We’ve tried to bring market pressures to bear through charters and choice.  We’ve attempted to set high standards and given high-stakes tests.  We’ve experimented with shrinking school and class sizes. We’ve focused on “21st century skills” and used the latest technologies. We’ve collected and analyzed data on an unprecedented scale.  We’ve experimented with a seemingly endless array of “strategies” for teaching reading and math and have tried to “differentiate” for every imaginable “type” of student. And we’ve paid dearly in tax dollars and in other ways for each of these “reforms.”

Interestingly, all of these reforms have one thing in common (aside from their failure to improve student performance except in isolated instances):  None deals directly with the content of what we teach our students.

Teaching knowledge “of things like standard algorithms, poetry, America’s past, foreign languages, great painters, chemistry, our form of government, and much more” works for all students, Munson writes, citing International Baccalaureate, Latin schools curricula and Core Knowledge. Ignoring curricular content is nuts.

Attack of the reading tests

Rachel Levy hoped to teach history and geography while developing her high school students’ reading and writing skills. But the principal of her inner-city D.C. school — pre-Rhee — told social studies teachers to spend one-fifth of class time teaching the reading test, Levy writes on Core Knowledge Blog.

Teachers were told to make a chart for each student showing how well he or she did on each skill, such as “context clues.”

Then I was supposed to target my lesson plans to teach and remedy each student’s individual weaknesses. . . . such instruction and data collection had to be documented in our lesson plan books and during classroom observations.

Teach and remedy each student’s individual weaknesses?

While testing doesn’t require such stupidities, few educators have the patience to rely on a “well-rounded and knowledge-rich curriculum” to raise scores gradually, Levy writes.

She tried to persuade colleagues that the way to raise test scores was to “teach content and have students read and write as much as possible.”  No one agreed.

Now raising three children, Levy blogs at All Things Education.

Update:  You need to know how to teach but you also need to know your subject very well, writes Michael Bromley, a social studies teacher who guest-blogged for Rick Hess on Ed Week.  “No matter the teaching strategy, if you don’t have something valid, interesting, and important to teach there will be no learning.”

In June, the National Assessment of Educational Progress released a report showing core historical illiteracy among American school children. In response, famed historian David McCullough told the Wall Street Journal, “People who come out of college with a degree in education and not a degree in a subject are severely handicapped in their capacity to teach effectively because they’re often assigned to teach subjects about which they know little or nothing.”

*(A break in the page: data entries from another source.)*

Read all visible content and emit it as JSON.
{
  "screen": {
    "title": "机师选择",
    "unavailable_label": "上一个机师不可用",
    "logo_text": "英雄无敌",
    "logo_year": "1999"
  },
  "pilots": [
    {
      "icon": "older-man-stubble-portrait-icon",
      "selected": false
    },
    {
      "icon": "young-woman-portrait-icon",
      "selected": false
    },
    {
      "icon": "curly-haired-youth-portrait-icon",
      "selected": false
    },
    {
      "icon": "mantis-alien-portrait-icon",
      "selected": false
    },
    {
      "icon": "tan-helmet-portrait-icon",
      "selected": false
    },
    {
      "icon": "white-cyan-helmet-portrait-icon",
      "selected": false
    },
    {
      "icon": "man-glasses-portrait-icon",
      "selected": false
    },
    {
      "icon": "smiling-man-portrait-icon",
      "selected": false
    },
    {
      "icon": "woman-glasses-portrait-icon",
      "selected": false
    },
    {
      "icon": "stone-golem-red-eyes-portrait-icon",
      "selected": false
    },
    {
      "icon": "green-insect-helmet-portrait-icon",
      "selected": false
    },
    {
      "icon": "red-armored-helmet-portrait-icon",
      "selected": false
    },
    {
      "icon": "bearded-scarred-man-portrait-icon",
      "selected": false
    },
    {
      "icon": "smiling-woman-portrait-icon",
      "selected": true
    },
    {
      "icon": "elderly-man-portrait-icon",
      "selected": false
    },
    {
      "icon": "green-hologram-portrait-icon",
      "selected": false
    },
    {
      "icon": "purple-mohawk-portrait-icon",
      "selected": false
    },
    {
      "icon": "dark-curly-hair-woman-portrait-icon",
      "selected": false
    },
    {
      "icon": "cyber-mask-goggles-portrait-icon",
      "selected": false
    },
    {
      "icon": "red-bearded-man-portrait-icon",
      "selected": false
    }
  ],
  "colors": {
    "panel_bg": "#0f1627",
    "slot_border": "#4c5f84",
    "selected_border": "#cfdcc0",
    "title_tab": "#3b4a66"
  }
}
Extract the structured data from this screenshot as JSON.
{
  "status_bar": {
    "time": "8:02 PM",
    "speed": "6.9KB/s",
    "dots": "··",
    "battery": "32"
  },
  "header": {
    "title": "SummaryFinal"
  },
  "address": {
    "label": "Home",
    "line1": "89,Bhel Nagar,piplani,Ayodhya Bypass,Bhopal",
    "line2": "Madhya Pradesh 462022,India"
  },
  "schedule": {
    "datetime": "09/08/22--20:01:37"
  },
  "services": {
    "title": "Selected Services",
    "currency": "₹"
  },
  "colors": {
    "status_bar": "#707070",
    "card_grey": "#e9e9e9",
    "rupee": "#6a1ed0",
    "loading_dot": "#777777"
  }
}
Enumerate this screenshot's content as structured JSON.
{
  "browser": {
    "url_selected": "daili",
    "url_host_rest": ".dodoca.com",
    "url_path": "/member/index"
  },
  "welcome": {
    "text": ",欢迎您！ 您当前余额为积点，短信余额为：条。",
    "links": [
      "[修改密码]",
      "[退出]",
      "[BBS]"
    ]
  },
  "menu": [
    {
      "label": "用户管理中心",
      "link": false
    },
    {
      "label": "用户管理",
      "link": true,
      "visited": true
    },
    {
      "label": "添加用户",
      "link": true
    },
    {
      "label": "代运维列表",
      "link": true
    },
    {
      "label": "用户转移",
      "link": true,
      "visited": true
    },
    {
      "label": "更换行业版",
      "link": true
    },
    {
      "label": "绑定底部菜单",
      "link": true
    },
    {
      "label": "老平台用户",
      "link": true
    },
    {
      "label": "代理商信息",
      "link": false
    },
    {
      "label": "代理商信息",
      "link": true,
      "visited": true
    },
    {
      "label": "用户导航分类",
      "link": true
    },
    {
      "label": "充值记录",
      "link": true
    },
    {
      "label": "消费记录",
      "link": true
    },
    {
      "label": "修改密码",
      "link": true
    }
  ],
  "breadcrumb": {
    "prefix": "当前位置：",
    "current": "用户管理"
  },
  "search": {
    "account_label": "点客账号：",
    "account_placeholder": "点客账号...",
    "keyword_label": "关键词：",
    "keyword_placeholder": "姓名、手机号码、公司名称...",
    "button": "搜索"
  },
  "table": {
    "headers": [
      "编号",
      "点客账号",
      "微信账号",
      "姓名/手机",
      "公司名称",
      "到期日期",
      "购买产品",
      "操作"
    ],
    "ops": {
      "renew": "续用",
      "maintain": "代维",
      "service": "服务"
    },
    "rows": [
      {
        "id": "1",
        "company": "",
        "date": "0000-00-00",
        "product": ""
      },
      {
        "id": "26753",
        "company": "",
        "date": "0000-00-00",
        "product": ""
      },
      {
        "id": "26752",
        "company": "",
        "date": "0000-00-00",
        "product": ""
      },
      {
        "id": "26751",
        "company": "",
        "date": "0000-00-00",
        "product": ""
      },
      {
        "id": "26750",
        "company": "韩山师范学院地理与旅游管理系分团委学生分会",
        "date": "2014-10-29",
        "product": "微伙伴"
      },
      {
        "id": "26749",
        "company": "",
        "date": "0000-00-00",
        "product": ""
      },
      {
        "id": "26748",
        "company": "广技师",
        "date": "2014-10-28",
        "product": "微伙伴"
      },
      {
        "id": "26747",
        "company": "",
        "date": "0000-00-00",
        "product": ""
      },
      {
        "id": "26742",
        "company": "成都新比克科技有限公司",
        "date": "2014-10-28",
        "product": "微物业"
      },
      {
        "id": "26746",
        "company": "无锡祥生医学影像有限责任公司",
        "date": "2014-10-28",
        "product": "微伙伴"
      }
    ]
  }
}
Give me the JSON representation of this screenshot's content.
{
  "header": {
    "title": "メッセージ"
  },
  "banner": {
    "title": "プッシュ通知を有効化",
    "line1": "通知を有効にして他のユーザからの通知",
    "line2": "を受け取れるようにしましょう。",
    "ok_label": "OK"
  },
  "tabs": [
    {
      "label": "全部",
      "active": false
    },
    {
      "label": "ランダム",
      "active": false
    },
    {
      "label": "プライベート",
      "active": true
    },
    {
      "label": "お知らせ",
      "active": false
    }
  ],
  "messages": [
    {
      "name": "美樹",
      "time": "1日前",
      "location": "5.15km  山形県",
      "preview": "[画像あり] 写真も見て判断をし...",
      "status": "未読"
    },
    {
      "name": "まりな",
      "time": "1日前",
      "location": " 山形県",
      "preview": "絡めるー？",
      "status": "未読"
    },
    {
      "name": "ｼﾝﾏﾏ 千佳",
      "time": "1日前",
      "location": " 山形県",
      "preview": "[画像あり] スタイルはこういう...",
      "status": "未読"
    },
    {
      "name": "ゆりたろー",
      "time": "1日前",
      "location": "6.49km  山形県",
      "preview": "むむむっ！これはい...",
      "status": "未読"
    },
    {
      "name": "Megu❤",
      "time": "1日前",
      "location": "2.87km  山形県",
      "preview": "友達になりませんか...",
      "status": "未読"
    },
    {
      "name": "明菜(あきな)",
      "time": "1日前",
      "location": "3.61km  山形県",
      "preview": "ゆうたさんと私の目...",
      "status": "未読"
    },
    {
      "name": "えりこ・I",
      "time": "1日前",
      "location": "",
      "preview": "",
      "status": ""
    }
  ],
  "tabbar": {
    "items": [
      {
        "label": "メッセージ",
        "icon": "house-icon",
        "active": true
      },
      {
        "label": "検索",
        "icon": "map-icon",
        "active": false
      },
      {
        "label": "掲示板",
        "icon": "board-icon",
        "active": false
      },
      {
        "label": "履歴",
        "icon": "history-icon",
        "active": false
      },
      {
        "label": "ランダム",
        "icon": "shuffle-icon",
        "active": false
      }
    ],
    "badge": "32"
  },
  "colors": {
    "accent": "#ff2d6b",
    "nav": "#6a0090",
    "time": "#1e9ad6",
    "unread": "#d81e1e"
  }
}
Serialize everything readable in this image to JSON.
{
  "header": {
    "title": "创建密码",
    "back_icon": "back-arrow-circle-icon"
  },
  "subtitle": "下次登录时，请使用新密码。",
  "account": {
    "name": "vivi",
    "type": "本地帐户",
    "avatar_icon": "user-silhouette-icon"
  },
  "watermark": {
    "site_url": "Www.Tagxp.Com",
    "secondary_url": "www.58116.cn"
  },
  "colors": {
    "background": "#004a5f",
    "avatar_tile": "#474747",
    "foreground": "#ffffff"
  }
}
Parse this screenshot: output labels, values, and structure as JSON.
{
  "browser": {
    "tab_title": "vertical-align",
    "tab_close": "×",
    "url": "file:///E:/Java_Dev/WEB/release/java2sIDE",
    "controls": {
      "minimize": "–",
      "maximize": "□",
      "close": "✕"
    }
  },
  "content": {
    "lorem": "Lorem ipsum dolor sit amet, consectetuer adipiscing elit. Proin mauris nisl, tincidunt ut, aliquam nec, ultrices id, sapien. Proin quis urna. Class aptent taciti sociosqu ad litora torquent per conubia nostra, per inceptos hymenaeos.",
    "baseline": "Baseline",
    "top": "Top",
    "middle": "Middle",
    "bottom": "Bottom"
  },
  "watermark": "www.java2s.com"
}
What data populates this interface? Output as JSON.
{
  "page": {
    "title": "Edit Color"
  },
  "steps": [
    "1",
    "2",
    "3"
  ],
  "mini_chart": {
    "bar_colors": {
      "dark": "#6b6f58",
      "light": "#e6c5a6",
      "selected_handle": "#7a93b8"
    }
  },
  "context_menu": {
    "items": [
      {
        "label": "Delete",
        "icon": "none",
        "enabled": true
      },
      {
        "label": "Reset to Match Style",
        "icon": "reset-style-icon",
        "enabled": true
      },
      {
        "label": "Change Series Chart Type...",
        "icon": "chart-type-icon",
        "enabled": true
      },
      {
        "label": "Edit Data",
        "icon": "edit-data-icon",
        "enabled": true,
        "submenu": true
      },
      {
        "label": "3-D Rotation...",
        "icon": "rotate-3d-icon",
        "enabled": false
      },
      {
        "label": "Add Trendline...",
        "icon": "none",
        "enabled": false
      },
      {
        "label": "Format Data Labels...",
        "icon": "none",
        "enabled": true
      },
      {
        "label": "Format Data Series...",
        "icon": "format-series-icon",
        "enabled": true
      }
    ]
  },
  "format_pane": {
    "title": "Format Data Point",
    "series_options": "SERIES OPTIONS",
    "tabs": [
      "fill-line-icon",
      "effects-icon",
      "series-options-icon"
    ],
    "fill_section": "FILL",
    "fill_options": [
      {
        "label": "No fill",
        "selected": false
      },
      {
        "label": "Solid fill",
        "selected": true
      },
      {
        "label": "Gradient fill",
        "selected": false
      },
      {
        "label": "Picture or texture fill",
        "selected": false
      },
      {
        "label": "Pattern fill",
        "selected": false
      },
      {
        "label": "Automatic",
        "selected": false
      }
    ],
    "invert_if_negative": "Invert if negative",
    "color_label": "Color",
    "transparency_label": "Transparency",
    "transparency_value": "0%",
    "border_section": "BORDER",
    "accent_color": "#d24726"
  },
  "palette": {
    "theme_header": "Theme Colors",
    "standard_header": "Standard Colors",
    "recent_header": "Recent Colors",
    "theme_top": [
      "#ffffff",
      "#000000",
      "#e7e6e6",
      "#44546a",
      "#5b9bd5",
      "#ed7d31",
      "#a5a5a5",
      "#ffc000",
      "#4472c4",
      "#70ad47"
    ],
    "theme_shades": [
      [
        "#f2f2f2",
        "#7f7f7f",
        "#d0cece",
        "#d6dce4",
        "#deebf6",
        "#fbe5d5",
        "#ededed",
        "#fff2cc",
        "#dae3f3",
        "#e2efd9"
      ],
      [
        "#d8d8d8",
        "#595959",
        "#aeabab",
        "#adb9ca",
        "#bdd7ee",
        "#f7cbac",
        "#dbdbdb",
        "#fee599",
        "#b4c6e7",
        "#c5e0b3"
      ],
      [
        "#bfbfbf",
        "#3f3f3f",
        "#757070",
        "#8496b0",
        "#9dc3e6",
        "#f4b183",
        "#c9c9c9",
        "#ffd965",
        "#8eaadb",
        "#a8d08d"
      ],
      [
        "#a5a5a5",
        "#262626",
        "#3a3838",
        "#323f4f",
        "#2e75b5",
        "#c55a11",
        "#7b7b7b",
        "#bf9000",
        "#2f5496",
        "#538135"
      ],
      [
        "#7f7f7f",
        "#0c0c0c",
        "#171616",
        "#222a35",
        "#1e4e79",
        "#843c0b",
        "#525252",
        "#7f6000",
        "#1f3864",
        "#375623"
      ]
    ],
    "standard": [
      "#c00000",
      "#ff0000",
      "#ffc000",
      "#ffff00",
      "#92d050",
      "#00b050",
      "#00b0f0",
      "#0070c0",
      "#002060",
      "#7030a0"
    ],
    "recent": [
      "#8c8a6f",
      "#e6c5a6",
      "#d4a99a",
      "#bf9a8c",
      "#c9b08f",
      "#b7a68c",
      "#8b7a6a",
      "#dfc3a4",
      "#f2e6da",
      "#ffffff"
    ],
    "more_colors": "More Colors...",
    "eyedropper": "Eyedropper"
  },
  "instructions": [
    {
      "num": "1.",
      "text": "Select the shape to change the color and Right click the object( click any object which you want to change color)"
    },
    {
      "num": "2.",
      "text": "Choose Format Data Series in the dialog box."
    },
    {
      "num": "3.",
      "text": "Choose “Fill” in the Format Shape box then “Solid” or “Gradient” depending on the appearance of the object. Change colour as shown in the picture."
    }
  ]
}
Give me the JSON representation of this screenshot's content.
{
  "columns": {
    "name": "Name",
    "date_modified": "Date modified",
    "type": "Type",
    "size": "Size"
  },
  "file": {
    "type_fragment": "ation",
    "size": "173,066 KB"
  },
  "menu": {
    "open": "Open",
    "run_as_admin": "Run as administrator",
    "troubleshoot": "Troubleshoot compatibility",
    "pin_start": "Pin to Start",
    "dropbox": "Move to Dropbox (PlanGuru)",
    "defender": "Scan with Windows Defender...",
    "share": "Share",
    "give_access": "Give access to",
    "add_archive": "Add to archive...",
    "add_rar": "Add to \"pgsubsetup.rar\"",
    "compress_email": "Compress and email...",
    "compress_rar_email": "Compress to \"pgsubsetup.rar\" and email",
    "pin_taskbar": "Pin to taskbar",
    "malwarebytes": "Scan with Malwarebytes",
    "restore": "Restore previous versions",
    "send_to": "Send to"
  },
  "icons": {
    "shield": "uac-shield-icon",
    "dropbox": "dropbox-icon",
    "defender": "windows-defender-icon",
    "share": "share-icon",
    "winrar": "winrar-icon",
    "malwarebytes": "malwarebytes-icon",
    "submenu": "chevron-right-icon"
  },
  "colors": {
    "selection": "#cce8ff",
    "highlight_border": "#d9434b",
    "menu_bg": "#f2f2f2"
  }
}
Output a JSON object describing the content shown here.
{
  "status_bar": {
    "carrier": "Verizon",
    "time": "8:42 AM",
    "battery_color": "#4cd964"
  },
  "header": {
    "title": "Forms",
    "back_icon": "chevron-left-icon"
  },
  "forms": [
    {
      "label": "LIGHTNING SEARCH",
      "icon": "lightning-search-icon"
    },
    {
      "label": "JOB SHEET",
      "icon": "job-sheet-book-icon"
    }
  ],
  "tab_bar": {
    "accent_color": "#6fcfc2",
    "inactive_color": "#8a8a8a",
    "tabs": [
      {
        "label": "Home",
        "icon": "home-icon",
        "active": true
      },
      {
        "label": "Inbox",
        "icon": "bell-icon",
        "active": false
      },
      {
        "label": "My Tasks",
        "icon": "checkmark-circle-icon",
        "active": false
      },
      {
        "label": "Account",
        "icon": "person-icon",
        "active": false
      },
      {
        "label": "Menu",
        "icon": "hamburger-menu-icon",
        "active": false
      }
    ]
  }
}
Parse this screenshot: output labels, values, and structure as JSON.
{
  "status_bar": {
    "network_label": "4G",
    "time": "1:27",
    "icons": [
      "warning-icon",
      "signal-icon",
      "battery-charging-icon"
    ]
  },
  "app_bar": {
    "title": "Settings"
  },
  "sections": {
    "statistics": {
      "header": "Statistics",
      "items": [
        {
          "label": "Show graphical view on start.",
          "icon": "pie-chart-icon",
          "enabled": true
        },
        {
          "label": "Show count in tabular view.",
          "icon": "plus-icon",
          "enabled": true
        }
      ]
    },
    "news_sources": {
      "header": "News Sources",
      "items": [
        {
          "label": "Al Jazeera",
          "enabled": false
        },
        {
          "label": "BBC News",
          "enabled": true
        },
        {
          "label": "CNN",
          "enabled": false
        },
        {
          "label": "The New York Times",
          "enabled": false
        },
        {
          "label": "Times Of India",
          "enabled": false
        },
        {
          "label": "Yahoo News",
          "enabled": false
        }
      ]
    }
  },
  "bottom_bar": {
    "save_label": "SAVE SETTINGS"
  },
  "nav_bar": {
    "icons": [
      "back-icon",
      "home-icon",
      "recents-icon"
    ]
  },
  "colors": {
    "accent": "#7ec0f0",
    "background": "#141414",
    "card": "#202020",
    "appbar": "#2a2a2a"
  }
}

Wait a minute, there, David, hold on: modern pedagogy states that qualified, education-proficient teachers can teach anything, so long as the correct strategies for student engagement are followed. Isn’t that the problem? David replies, “You can’t love something you don’t know any more than you can love someone you don’t know.” Amen, brother . . .

If you don’t know the subject, your students won’t either, Bromley concludes.